Over the past year, virtual mobile infrastructure (VMI) has been gaining popularity in the mobile world. Like its older brother virtual desktop infrastructure (VDI), VMI offers a virtual environment by remoting your operating system to devices; in the case of VMI this means remoting mobile OSes to mobile devices. Like Jack Madden says, “When people learn about VMI for the first time, once they understand what it actually is their reaction is usually something along the lines of, ‘Interesting. That’s pretty cool! … But wait, what’s it used for?’”
When I first learned about VMI, I had that exact reaction; I thought it was really cool and wanted to learn more, but I wasn’t exactly sure what the benefit would be of implementing VMI over any other MDM or EMM solution. Since then I have been convinced that if you want to embrace BYOD and if building a native corporate mobile app is something you feel would benefit your employee’s organization and productivity, then VMI is something worth considering.
The most beneficial aspect of VMI is the way it streamlines your control over all devices. All apps for all devices are managed from the same place and are universal. Keep in mind that Android technology is necessary for VMI and is the only platform supported by VMI vendors. This does not mean that VMI doesn’t work with iOS devices; it just means that the hosted platform needs to be Android. In other words, when you develop your enterprise app, it needs to be in Android when run in the data center but it can be accessed just as easily by users with iOS devices. Apple has restrictions on what hardware you can run iOS on.
What’s more is that VMI eliminates the restrictions of control you have over each device. You manage your work apps in your data center and instead of these apps being individually installed onto the end-user device. an employee would have VMI gateway installed on their device, and access the apps through that gateway on your secure cloud.

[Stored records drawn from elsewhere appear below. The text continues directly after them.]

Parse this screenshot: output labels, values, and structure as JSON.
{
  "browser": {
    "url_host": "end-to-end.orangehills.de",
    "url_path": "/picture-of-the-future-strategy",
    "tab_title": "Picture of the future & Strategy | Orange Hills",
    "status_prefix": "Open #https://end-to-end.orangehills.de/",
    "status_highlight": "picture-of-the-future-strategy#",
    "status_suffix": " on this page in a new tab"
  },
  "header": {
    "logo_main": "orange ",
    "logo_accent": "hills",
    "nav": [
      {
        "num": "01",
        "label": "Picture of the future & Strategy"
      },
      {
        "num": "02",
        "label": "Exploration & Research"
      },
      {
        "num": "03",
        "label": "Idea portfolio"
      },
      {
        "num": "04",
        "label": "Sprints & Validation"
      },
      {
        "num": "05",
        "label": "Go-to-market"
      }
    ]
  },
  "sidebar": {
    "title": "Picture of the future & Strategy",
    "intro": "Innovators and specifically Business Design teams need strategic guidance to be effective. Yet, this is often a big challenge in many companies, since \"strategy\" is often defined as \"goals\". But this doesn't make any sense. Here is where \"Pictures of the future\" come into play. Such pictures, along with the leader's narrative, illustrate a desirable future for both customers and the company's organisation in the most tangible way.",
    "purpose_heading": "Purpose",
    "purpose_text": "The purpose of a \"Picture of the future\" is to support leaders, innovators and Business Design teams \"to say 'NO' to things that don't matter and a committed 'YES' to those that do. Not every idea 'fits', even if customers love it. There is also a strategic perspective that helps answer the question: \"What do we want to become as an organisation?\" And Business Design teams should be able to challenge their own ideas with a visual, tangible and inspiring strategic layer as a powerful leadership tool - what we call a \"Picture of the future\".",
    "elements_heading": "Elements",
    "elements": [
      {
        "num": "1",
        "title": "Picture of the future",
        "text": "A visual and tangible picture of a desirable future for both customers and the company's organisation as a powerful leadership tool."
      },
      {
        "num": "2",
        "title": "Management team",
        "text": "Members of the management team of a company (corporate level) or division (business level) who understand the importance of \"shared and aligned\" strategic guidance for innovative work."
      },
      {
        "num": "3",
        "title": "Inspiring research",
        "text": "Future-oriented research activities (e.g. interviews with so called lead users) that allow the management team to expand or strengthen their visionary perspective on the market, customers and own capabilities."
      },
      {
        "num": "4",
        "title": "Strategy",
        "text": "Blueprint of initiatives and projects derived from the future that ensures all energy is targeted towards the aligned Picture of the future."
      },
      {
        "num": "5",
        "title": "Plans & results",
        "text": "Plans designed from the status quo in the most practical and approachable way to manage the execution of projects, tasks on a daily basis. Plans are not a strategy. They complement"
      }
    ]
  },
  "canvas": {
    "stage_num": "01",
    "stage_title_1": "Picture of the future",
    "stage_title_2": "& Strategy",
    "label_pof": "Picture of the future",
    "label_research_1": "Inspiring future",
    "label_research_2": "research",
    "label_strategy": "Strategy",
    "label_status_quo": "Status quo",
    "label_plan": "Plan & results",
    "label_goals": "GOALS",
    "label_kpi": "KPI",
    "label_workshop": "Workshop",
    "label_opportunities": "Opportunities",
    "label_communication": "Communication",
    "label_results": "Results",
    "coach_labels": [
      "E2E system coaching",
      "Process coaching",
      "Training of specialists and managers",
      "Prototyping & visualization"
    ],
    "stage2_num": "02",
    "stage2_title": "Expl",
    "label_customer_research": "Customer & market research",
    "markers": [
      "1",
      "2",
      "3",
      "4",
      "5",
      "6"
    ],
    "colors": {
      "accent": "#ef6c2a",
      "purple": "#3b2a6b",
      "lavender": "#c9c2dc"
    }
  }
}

If the device is ever lost or stolen, your sensitive corporate data cannot be accessed through the device because there is no corporate information stored on the phone. VMI also offers BYOD users more privacy and does not depend on them to keep the security on their phones updated. If the device becomes compromised by malware, personal data will be compromised, but corporate data will be safe.
It’s no secret that mobile app management (MAM) and BYOD are still working out the kinks in terms of efficiency and security. When it comes to more devices, the need for extra security on end-points becomes an issue. People are very liberal with what they download and will never protect corporate data the way it needs to be protected on their own. With VMI, you can put whatever security measures you want on the apps and it will universally protect all of the devices across the board. When it’s time to update your app you only have to update the host on your data center and it’s up to date for everyone.
While the benefits of VMI far outweigh the inconveniences, there are still a few things to keep in mind. VMI is new and there are less than ten vendors that currently have VMI technology available. Another big drawback is that VMI is not available offline. For most this isn’t an issue, but if you need offline access, VMI cannot give you that.
VMI is a viable option for MAM, and mobile security now and will be even more viable in the future. If you’re looking for any kind of MDM or EMM solution, looking into VMI is a must, especially if your employees are interested in BYOD or CYOD and you have your own corporate apps to implement.
For more information on VMI for EMM and BYOD, check out this presentation by Jack Madden presented by Citrix.